%%

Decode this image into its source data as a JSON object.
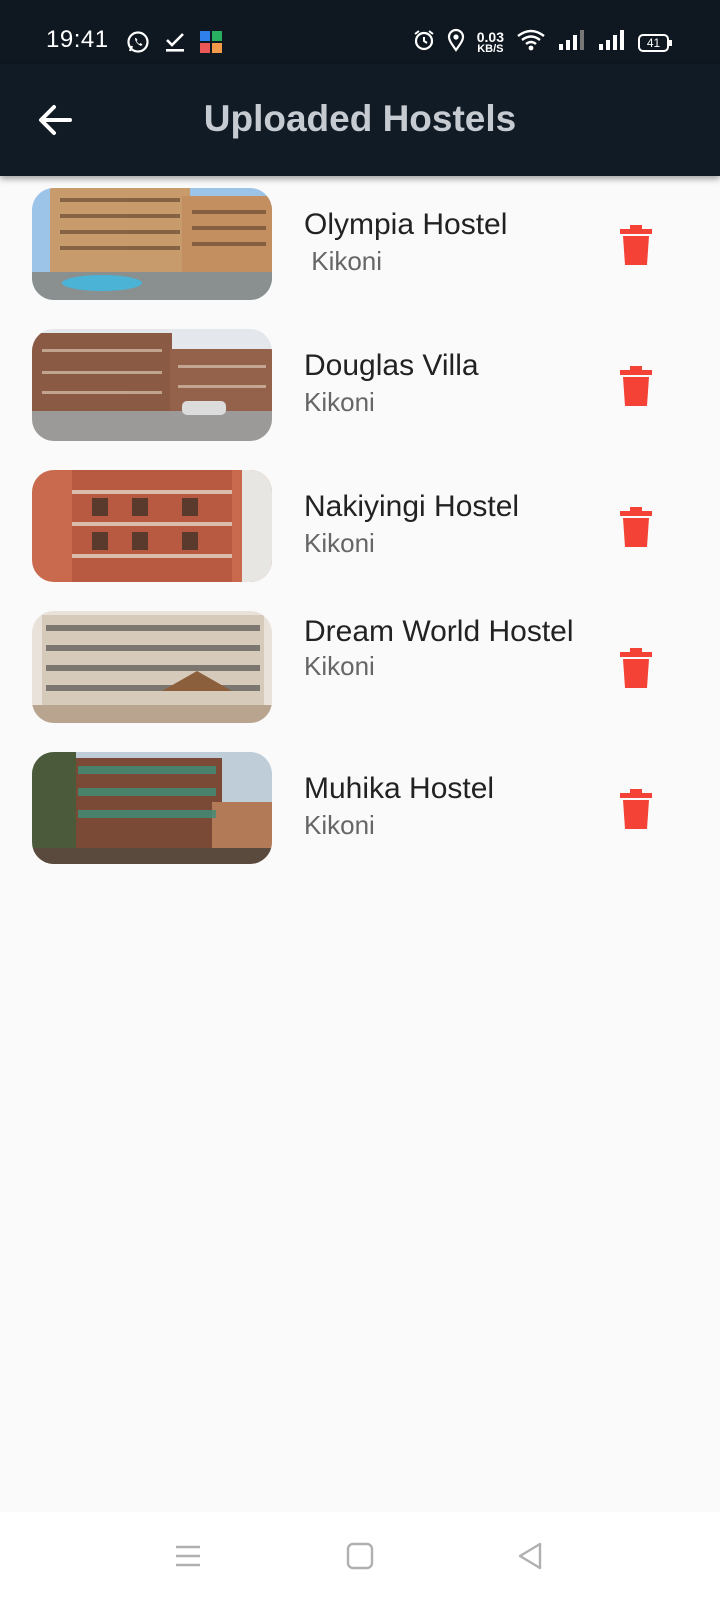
{
  "status_bar": {
    "time": "19:41",
    "net_speed_value": "0.03",
    "net_speed_unit": "KB/S",
    "battery": "41",
    "left_icons": [
      "whatsapp-icon",
      "checkmark-icon",
      "app-icon"
    ],
    "right_icons": [
      "alarm-icon",
      "location-icon",
      "wifi-icon",
      "signal-icon",
      "signal-icon",
      "battery-icon"
    ]
  },
  "app_bar": {
    "title": "Uploaded Hostels",
    "back_icon": "back-arrow-icon",
    "background": "#111b26"
  },
  "hostels": [
    {
      "name": "Olympia Hostel",
      "location": " Kikoni",
      "image": "hostel-photo"
    },
    {
      "name": "Douglas Villa",
      "location": "Kikoni",
      "image": "hostel-photo"
    },
    {
      "name": "Nakiyingi Hostel",
      "location": "Kikoni",
      "image": "hostel-photo"
    },
    {
      "name": "Dream World Hostel",
      "location": "Kikoni",
      "image": "hostel-photo"
    },
    {
      "name": "Muhika Hostel",
      "location": "Kikoni",
      "image": "hostel-photo"
    }
  ],
  "delete_icon": "trash-icon",
  "delete_color": "#f44336",
  "nav_bar": {
    "buttons": [
      "menu-icon",
      "home-square-icon",
      "back-triangle-icon"
    ]
  }
}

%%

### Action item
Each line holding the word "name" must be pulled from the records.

### Answer area
      "name": "Olympia Hostel",
      "name": "Douglas Villa",
      "name": "Nakiyingi Hostel",
      "name": "Dream World Hostel",
      "name": "Muhika Hostel",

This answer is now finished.